#### Records shown
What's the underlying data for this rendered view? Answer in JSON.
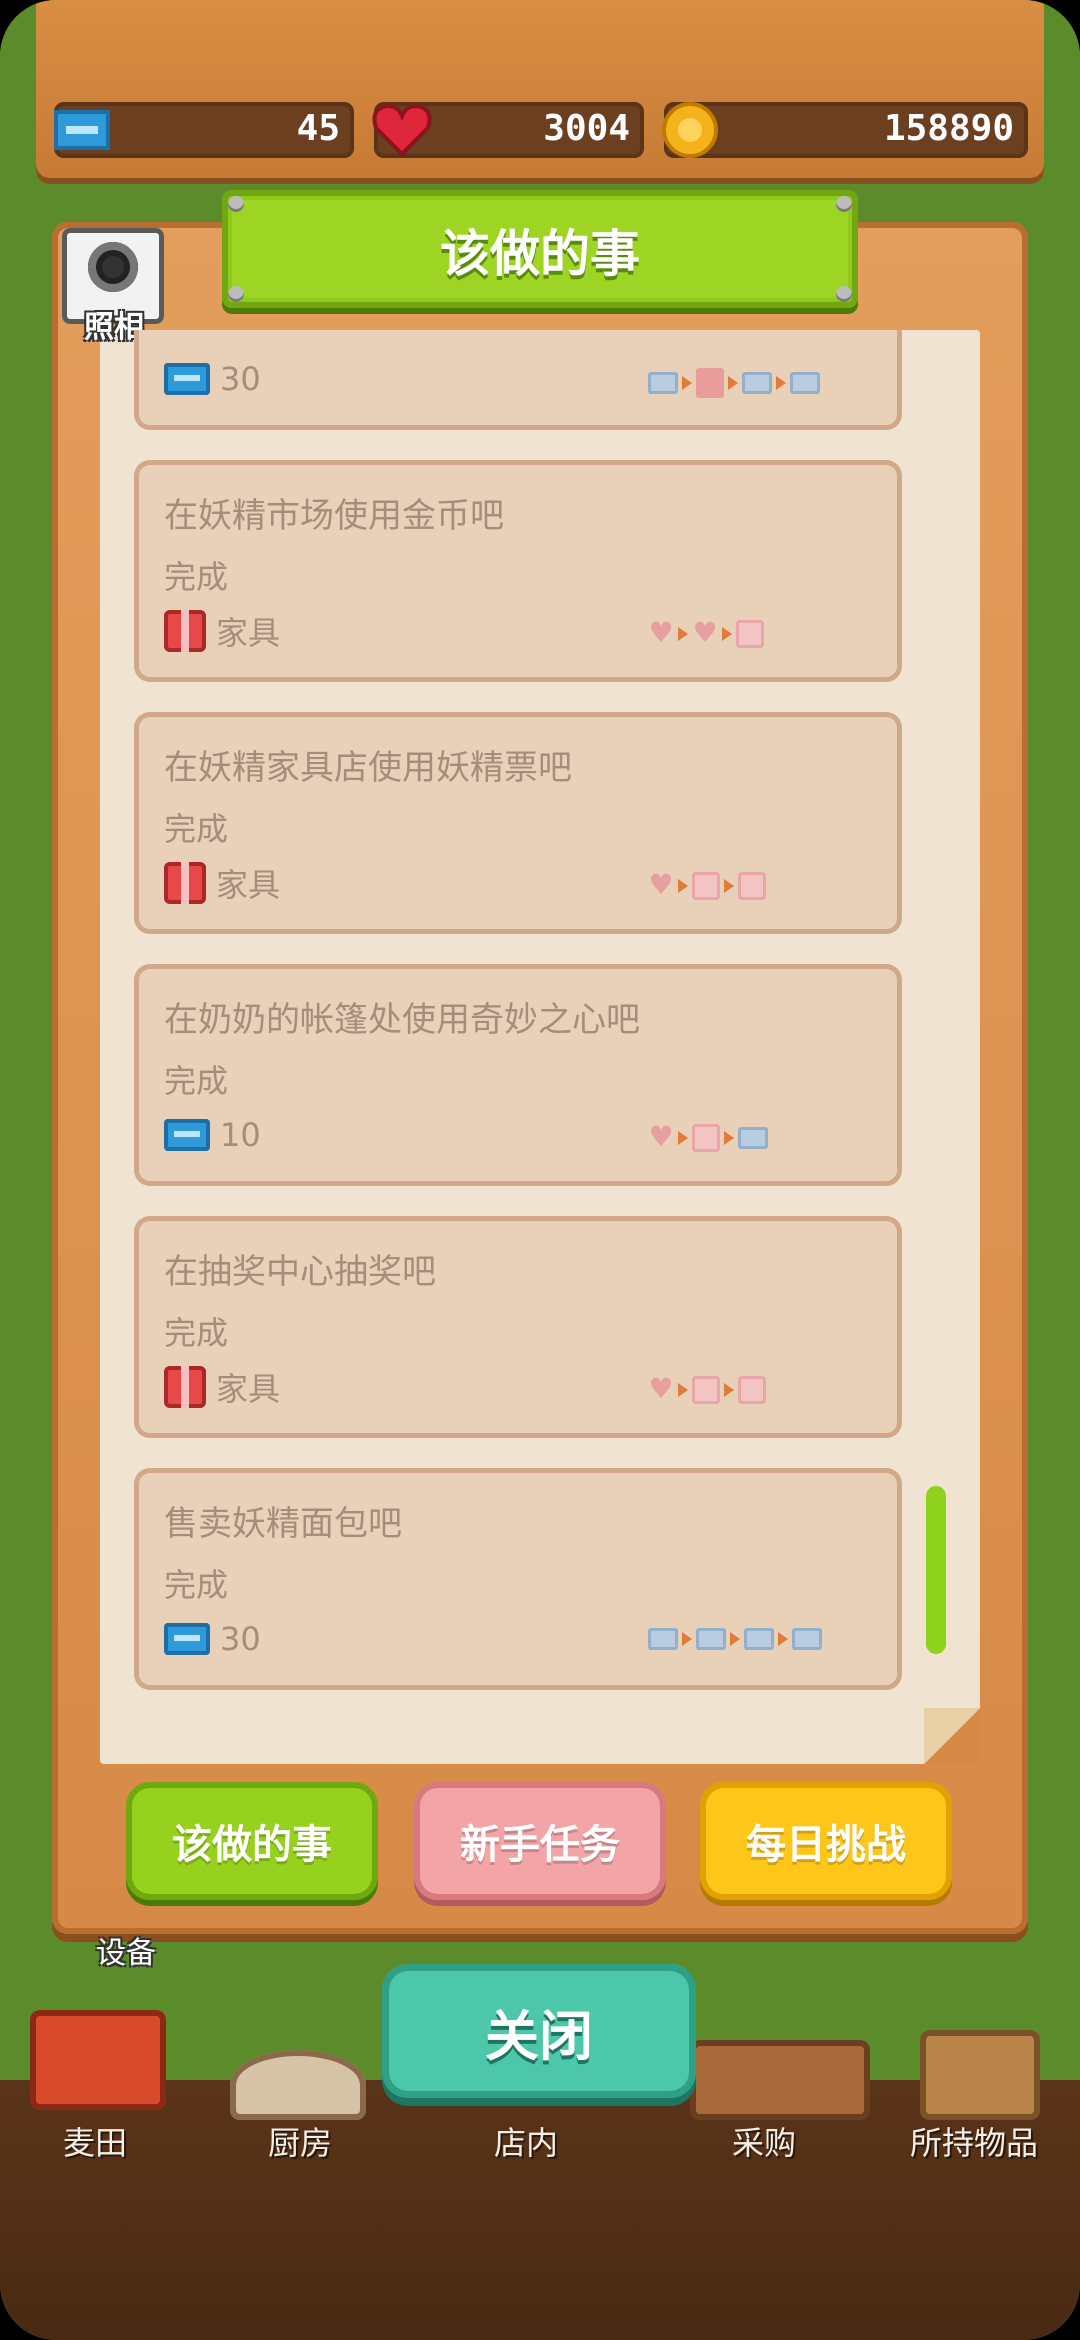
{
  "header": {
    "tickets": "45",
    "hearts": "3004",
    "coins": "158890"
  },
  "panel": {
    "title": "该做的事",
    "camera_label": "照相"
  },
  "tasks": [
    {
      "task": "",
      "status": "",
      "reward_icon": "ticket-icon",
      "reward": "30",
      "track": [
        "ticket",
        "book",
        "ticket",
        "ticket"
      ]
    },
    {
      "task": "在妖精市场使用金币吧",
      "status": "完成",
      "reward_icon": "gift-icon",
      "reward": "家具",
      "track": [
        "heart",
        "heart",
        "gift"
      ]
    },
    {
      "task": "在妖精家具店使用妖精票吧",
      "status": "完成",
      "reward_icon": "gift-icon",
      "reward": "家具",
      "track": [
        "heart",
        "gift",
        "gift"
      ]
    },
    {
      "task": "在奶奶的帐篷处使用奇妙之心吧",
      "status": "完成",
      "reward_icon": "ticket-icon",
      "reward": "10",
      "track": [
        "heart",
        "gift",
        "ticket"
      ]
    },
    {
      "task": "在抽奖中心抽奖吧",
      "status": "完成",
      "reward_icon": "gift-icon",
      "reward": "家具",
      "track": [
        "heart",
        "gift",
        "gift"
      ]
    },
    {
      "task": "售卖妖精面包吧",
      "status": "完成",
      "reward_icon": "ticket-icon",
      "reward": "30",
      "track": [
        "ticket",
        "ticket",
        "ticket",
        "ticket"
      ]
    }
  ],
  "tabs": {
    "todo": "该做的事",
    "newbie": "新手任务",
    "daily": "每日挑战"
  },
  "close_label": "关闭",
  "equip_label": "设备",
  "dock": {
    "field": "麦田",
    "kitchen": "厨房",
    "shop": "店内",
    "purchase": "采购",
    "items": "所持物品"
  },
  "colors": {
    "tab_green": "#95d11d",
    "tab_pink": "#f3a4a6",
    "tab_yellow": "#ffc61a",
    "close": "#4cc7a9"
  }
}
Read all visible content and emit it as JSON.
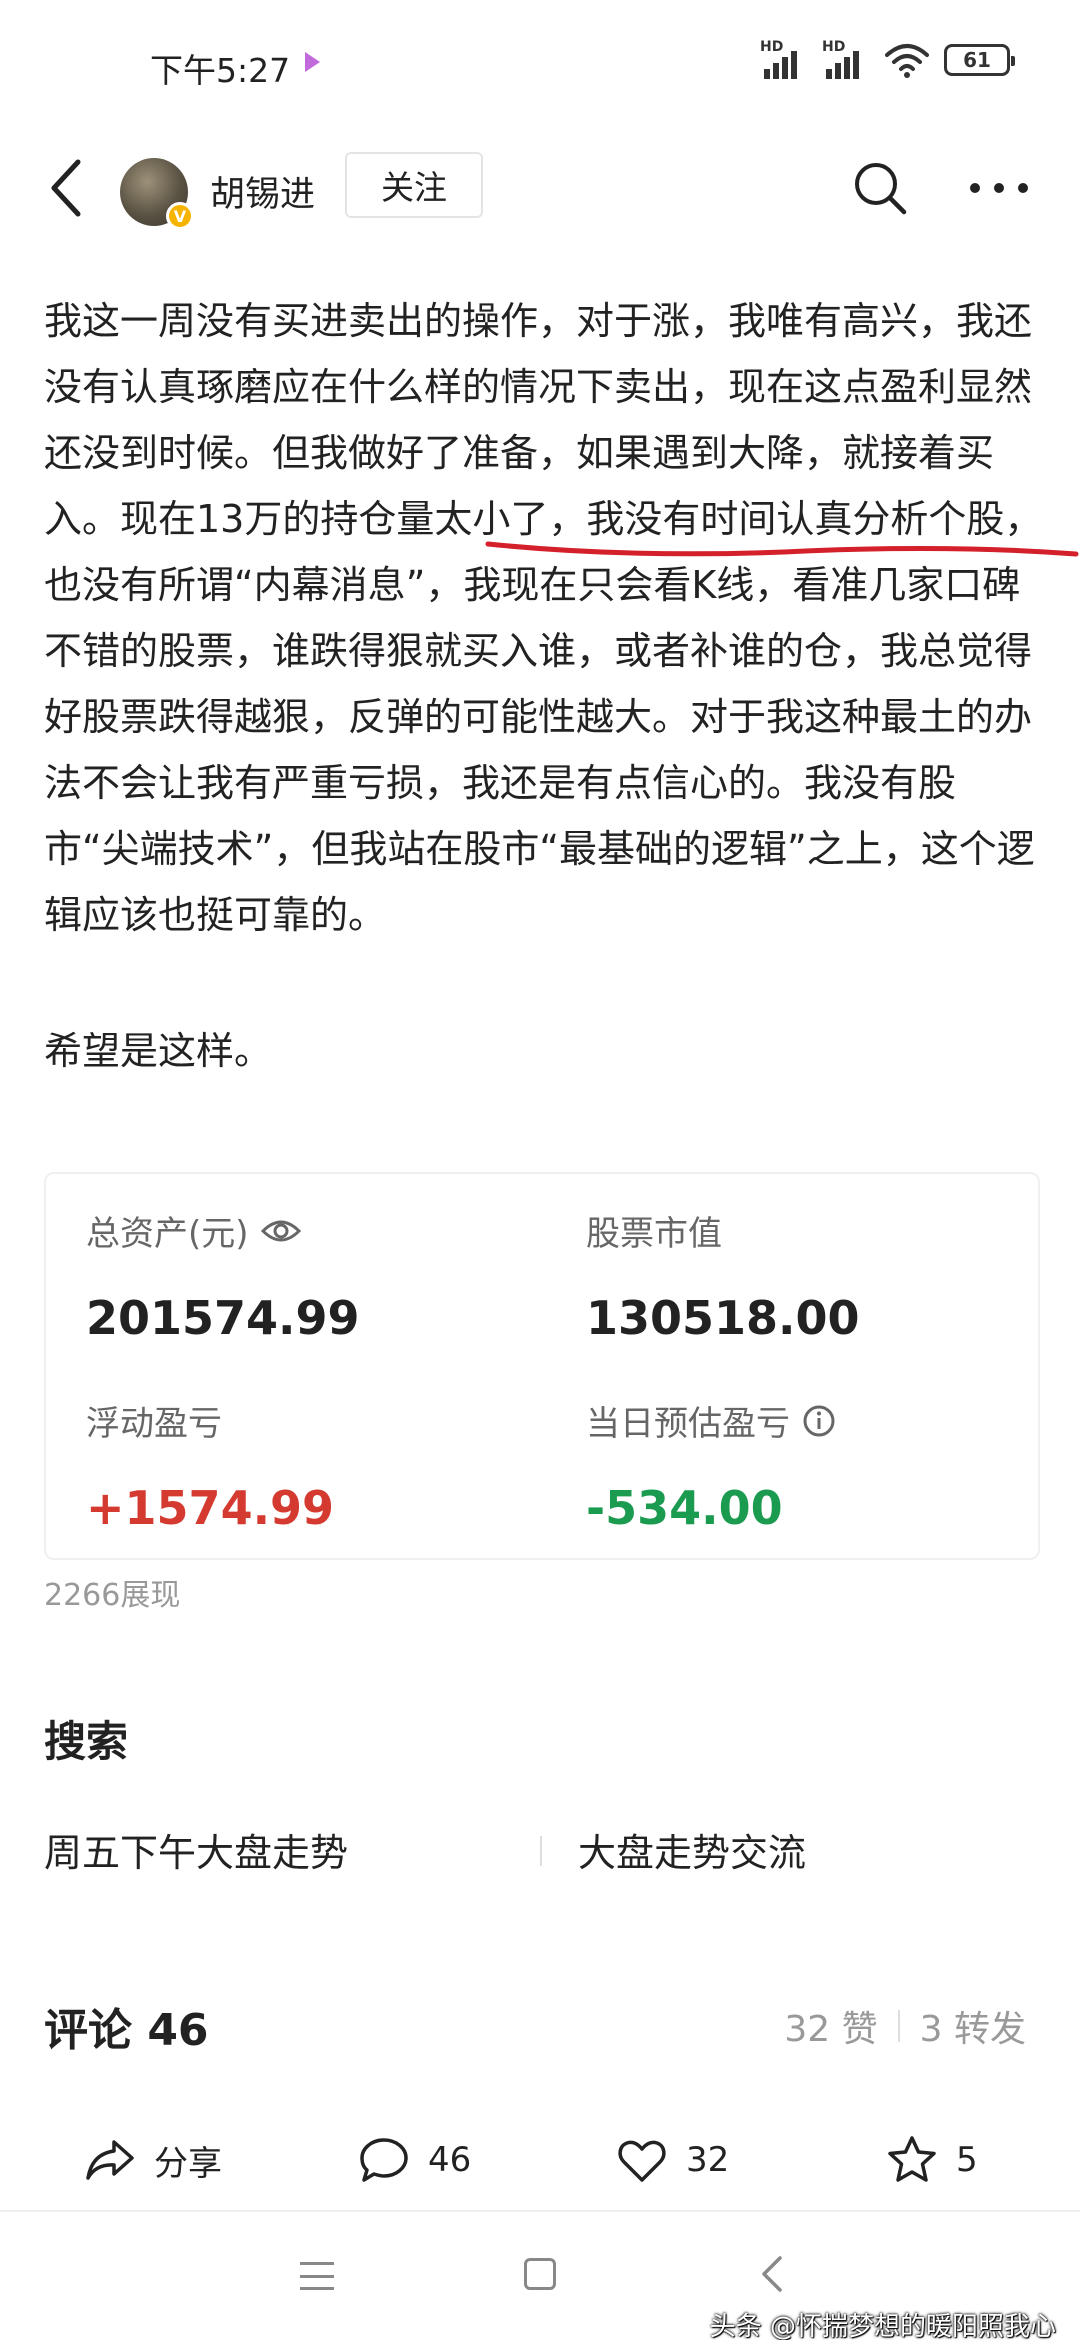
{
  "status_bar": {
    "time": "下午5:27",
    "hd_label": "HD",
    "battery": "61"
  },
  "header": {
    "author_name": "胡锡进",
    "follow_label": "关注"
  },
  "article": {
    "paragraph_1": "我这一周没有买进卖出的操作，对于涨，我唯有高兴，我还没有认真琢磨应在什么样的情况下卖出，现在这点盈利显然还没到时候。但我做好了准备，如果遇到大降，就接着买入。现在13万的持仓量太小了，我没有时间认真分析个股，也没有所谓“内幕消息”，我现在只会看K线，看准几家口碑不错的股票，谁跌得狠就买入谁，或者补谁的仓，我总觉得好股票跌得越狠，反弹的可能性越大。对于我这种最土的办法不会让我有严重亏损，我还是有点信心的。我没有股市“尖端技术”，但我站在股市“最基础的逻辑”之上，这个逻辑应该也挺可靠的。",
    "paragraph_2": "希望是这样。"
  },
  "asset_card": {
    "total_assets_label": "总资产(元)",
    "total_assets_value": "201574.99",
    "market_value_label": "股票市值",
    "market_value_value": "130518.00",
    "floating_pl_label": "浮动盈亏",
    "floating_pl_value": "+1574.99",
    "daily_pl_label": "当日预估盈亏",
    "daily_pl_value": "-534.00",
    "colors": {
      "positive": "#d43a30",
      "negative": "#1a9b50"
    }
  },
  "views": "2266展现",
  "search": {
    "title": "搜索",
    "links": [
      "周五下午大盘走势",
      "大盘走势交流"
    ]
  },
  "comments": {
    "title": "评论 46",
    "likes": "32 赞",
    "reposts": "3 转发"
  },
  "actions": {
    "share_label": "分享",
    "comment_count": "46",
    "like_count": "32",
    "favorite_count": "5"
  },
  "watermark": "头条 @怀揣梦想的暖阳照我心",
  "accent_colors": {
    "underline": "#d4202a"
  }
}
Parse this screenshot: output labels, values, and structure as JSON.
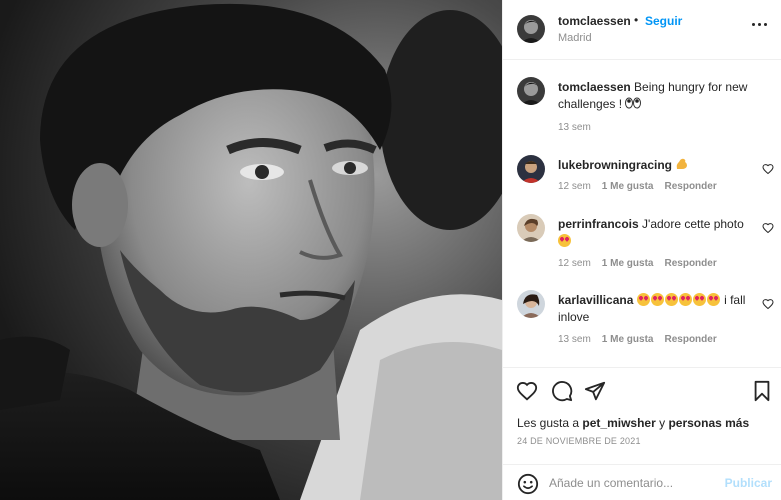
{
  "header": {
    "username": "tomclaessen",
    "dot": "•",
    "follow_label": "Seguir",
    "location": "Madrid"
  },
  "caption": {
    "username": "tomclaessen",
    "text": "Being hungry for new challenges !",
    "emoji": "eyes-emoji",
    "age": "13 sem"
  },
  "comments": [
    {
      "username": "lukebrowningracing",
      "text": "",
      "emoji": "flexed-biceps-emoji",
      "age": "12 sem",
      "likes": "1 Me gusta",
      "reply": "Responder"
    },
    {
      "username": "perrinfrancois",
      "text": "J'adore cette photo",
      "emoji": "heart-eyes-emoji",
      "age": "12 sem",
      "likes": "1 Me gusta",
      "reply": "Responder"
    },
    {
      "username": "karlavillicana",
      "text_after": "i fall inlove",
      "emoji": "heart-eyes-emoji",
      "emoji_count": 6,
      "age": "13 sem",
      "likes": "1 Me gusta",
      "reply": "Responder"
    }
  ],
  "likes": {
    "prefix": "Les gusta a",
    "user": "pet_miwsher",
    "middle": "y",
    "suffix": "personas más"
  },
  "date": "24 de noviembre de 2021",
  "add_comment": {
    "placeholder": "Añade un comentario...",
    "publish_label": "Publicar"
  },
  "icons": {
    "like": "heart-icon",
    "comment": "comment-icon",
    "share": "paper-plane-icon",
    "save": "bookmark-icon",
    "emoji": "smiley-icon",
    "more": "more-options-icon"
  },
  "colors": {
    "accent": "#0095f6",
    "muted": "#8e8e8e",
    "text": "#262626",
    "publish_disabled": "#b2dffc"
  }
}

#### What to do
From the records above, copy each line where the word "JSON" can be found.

#### Expected answer
What's the underlying data for this rendered view? Answer in JSON.
Read all visible content and emit it as JSON.
Parse this screenshot: output labels, values, and structure as JSON.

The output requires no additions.